Data about app and page elements:
#####
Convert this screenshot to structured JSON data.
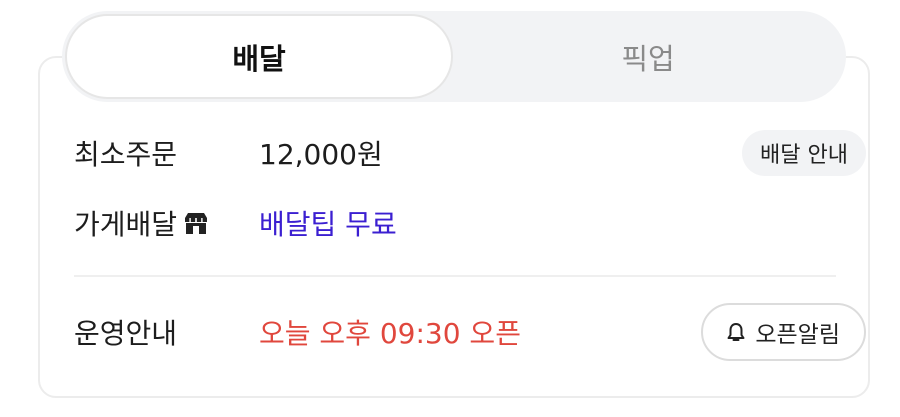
{
  "tabs": [
    {
      "label": "배달",
      "active": true
    },
    {
      "label": "픽업",
      "active": false
    }
  ],
  "info": {
    "min_order": {
      "label": "최소주문",
      "value": "12,000원",
      "button": "배달 안내"
    },
    "store_delivery": {
      "label": "가게배달",
      "icon": "store-icon",
      "value": "배달팁 무료"
    },
    "hours": {
      "label": "운영안내",
      "value": "오늘 오후 09:30 오픈",
      "button": "오픈알림",
      "button_icon": "bell-icon"
    }
  },
  "colors": {
    "accent_purple": "#3b1fd1",
    "status_red": "#e0473d",
    "tab_bg": "#f2f3f5"
  }
}
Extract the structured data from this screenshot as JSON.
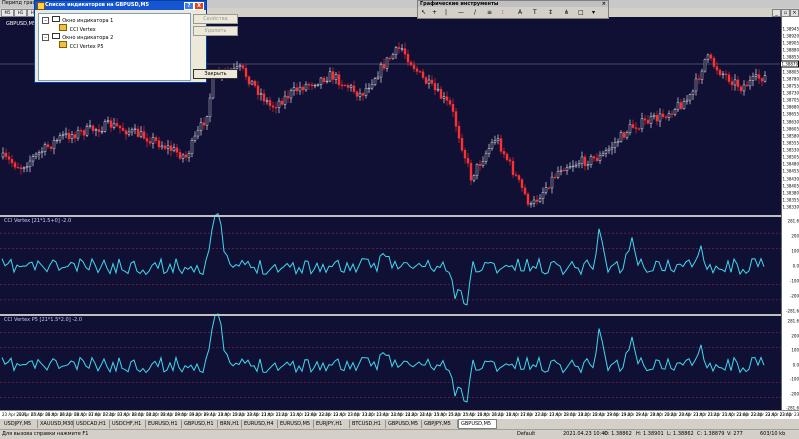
{
  "app": {
    "title_fragment": "Перипд графи"
  },
  "toolbar": {
    "tf_buttons": [
      "M5",
      "H1",
      "H4"
    ]
  },
  "chart": {
    "symbol_label": "GBPUSD,M5",
    "price_ticks": [
      "1.38945",
      "1.38920",
      "1.38905",
      "1.38880",
      "1.38855",
      "1.38830",
      "1.38805",
      "1.38780",
      "1.38755",
      "1.38730",
      "1.38705",
      "1.38680",
      "1.38655",
      "1.38630",
      "1.38605",
      "1.38580",
      "1.38555",
      "1.38530",
      "1.38505",
      "1.38480",
      "1.38455",
      "1.38430",
      "1.38405",
      "1.38380",
      "1.38355",
      "1.38330"
    ],
    "current_price": "1.38879",
    "indicator1": {
      "label": "CCI Vertex [21*1.5+0] -2.0",
      "levels": [
        "281.6",
        "200",
        "100",
        "0.0",
        "-100",
        "-200",
        "-281.6"
      ]
    },
    "indicator2": {
      "label": "CCI Vertex P5 [21*1.5*2.0] -2.0",
      "levels": [
        "281.6",
        "200",
        "100",
        "0.0",
        "-100",
        "-200",
        "-281.6"
      ]
    },
    "up_color": "#ffffff",
    "down_color": "#ff3030",
    "cci_color": "#40d8f0"
  },
  "time_axis": [
    "23 Apr 2021",
    "23 Apr 05:40",
    "23 Apr 06:00",
    "23 Apr 06:20",
    "23 Apr 06:40",
    "23 Apr 07:00",
    "23 Apr 07:20",
    "23 Apr 07:40",
    "23 Apr 08:00",
    "23 Apr 08:20",
    "23 Apr 08:40",
    "23 Apr 09:00",
    "23 Apr 09:20",
    "23 Apr 09:40",
    "23 Apr 10:00",
    "23 Apr 10:20",
    "23 Apr 10:40",
    "23 Apr 11:00",
    "23 Apr 11:20",
    "23 Apr 11:40",
    "23 Apr 12:00",
    "23 Apr 12:20",
    "23 Apr 12:40",
    "23 Apr 13:00",
    "23 Apr 13:20",
    "23 Apr 13:40",
    "23 Apr 14:00",
    "23 Apr 14:20",
    "23 Apr 14:40",
    "23 Apr 15:00",
    "23 Apr 15:20",
    "23 Apr 15:40",
    "23 Apr 16:00",
    "23 Apr 16:20",
    "23 Apr 16:40",
    "23 Apr 17:00",
    "23 Apr 17:20",
    "23 Apr 17:40",
    "23 Apr 18:00",
    "23 Apr 18:20",
    "23 Apr 18:40",
    "23 Apr 19:00",
    "23 Apr 19:20",
    "23 Apr 19:40",
    "23 Apr 20:00",
    "23 Apr 20:20",
    "23 Apr 20:40",
    "23 Apr 21:00",
    "23 Apr 21:20",
    "23 Apr 21:40",
    "23 Apr 22:00",
    "23 Apr 22:20",
    "23 Apr 22:40",
    "23 Apr 23:00",
    "23 Apr 23:20"
  ],
  "tabs": [
    "USDJPY,M5",
    "XAUUSD,M30",
    "USDCAD,H1",
    "USDCHF,H1",
    "EURUSD,H1",
    "GBPUSD,H1",
    "BRN,H1",
    "EURUSD,H4",
    "EURUSD,M5",
    "EURJPY,H1",
    "BTCUSD,H1",
    "GBPUSD,M5",
    "GBPJPY,M5",
    "GBPUSD,M5"
  ],
  "status": {
    "help": "Для вызова справки нажмите F1",
    "profile": "Default",
    "datetime": "2021.04.23 10:40",
    "open": "O: 1.38862",
    "high": "H: 1.38901",
    "low": "L: 1.38862",
    "close": "C: 1.38879",
    "volume": "V: 277",
    "traffic": "603/10 kb"
  },
  "dialog": {
    "title": "Список индикаторов на GBPUSD,M5",
    "help_glyph": "?",
    "close_glyph": "X",
    "tree": [
      {
        "label": "Окно индикатора 1",
        "level": 0
      },
      {
        "label": "CCI Vertex",
        "level": 1
      },
      {
        "label": "Окно индикатора 2",
        "level": 0
      },
      {
        "label": "CCI Vertex P5",
        "level": 1
      }
    ],
    "properties_button": "Свойства",
    "delete_button": "Удалить",
    "close_button": "Закрыть"
  },
  "graphic_tools": {
    "title": "Графические инструменты",
    "icons": [
      "cursor-icon",
      "crosshair-icon",
      "vertical-line-icon",
      "horizontal-line-icon",
      "trendline-icon",
      "channel-icon",
      "fibo-icon",
      "text-icon",
      "label-icon",
      "arrows-icon"
    ]
  }
}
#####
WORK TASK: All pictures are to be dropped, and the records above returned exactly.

THE COMPLETED TASK:
Convert this screenshot to structured JSON data.
{
  "tabs": [
    {
      "label": "배달",
      "active": true
    },
    {
      "label": "픽업",
      "active": false
    }
  ],
  "info": {
    "min_order": {
      "label": "최소주문",
      "value": "12,000원",
      "button": "배달 안내"
    },
    "store_delivery": {
      "label": "가게배달",
      "icon": "store-icon",
      "value": "배달팁 무료"
    },
    "hours": {
      "label": "운영안내",
      "value": "오늘 오후 09:30 오픈",
      "button": "오픈알림",
      "button_icon": "bell-icon"
    }
  },
  "colors": {
    "accent_purple": "#3b1fd1",
    "status_red": "#e0473d",
    "tab_bg": "#f2f3f5"
  }
}
Extract the structured data from this screenshot as JSON.
{
  "app": {
    "title_fragment": "Перипд графи"
  },
  "toolbar": {
    "tf_buttons": [
      "M5",
      "H1",
      "H4"
    ]
  },
  "chart": {
    "symbol_label": "GBPUSD,M5",
    "price_ticks": [
      "1.38945",
      "1.38920",
      "1.38905",
      "1.38880",
      "1.38855",
      "1.38830",
      "1.38805",
      "1.38780",
      "1.38755",
      "1.38730",
      "1.38705",
      "1.38680",
      "1.38655",
      "1.38630",
      "1.38605",
      "1.38580",
      "1.38555",
      "1.38530",
      "1.38505",
      "1.38480",
      "1.38455",
      "1.38430",
      "1.38405",
      "1.38380",
      "1.38355",
      "1.38330"
    ],
    "current_price": "1.38879",
    "indicator1": {
      "label": "CCI Vertex [21*1.5+0] -2.0",
      "levels": [
        "281.6",
        "200",
        "100",
        "0.0",
        "-100",
        "-200",
        "-281.6"
      ]
    },
    "indicator2": {
      "label": "CCI Vertex P5 [21*1.5*2.0] -2.0",
      "levels": [
        "281.6",
        "200",
        "100",
        "0.0",
        "-100",
        "-200",
        "-281.6"
      ]
    },
    "up_color": "#ffffff",
    "down_color": "#ff3030",
    "cci_color": "#40d8f0"
  },
  "time_axis": [
    "23 Apr 2021",
    "23 Apr 05:40",
    "23 Apr 06:00",
    "23 Apr 06:20",
    "23 Apr 06:40",
    "23 Apr 07:00",
    "23 Apr 07:20",
    "23 Apr 07:40",
    "23 Apr 08:00",
    "23 Apr 08:20",
    "23 Apr 08:40",
    "23 Apr 09:00",
    "23 Apr 09:20",
    "23 Apr 09:40",
    "23 Apr 10:00",
    "23 Apr 10:20",
    "23 Apr 10:40",
    "23 Apr 11:00",
    "23 Apr 11:20",
    "23 Apr 11:40",
    "23 Apr 12:00",
    "23 Apr 12:20",
    "23 Apr 12:40",
    "23 Apr 13:00",
    "23 Apr 13:20",
    "23 Apr 13:40",
    "23 Apr 14:00",
    "23 Apr 14:20",
    "23 Apr 14:40",
    "23 Apr 15:00",
    "23 Apr 15:20",
    "23 Apr 15:40",
    "23 Apr 16:00",
    "23 Apr 16:20",
    "23 Apr 16:40",
    "23 Apr 17:00",
    "23 Apr 17:20",
    "23 Apr 17:40",
    "23 Apr 18:00",
    "23 Apr 18:20",
    "23 Apr 18:40",
    "23 Apr 19:00",
    "23 Apr 19:20",
    "23 Apr 19:40",
    "23 Apr 20:00",
    "23 Apr 20:20",
    "23 Apr 20:40",
    "23 Apr 21:00",
    "23 Apr 21:20",
    "23 Apr 21:40",
    "23 Apr 22:00",
    "23 Apr 22:20",
    "23 Apr 22:40",
    "23 Apr 23:00",
    "23 Apr 23:20"
  ],
  "tabs": [
    "USDJPY,M5",
    "XAUUSD,M30",
    "USDCAD,H1",
    "USDCHF,H1",
    "EURUSD,H1",
    "GBPUSD,H1",
    "BRN,H1",
    "EURUSD,H4",
    "EURUSD,M5",
    "EURJPY,H1",
    "BTCUSD,H1",
    "GBPUSD,M5",
    "GBPJPY,M5",
    "GBPUSD,M5"
  ],
  "status": {
    "help": "Для вызова справки нажмите F1",
    "profile": "Default",
    "datetime": "2021.04.23 10:40",
    "open": "O: 1.38862",
    "high": "H: 1.38901",
    "low": "L: 1.38862",
    "close": "C: 1.38879",
    "volume": "V: 277",
    "traffic": "603/10 kb"
  },
  "dialog": {
    "title": "Список индикаторов на GBPUSD,M5",
    "help_glyph": "?",
    "close_glyph": "X",
    "tree": [
      {
        "label": "Окно индикатора 1",
        "level": 0
      },
      {
        "label": "CCI Vertex",
        "level": 1
      },
      {
        "label": "Окно индикатора 2",
        "level": 0
      },
      {
        "label": "CCI Vertex P5",
        "level": 1
      }
    ],
    "properties_button": "Свойства",
    "delete_button": "Удалить",
    "close_button": "Закрыть"
  },
  "graphic_tools": {
    "title": "Графические инструменты",
    "icons": [
      "cursor-icon",
      "crosshair-icon",
      "vertical-line-icon",
      "horizontal-line-icon",
      "trendline-icon",
      "channel-icon",
      "fibo-icon",
      "text-icon",
      "label-icon",
      "arrows-icon"
    ]
  }
}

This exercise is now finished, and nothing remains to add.